In an earlier blog entry, I asked the question if it made sense to add code in a debug version of the TimedLock class (written by Ian Griffiths in this post and commented on by Eric Gunnerson in this post) to store the stack trace when acquiring a lock on an object so that if another thread blocks an attempt to acquire a TimedLock, we can discover the StackTrace of the blocking thread.
Well I stopped asking questions and started writing answers. I update the TimedLock class with stack trace tracking and also wrote an NUnit test that demonstrates the fact that we can identify the stack trace. Check out the source code in the TimedLock repository.

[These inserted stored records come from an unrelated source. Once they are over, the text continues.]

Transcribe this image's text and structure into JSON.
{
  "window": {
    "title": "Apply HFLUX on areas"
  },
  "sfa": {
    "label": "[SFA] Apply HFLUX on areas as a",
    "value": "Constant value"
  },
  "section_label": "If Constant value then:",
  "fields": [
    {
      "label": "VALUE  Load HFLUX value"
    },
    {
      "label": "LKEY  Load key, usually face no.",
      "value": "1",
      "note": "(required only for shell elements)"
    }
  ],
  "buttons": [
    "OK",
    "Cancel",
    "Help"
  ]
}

Please keep in mind, this is meant to be a DEBUG version. In order to store the stack trace, I place it and the object being locked into a static hash table. In doing so, I acquire a lock on the hash table which can hinder overall concurrency as it is a static member. Hopefully, this will still be useful for tracking a pesky deadlock issue. I haven’t done any serious analysis or testing yet, so I welcome your comments if I’m way off base.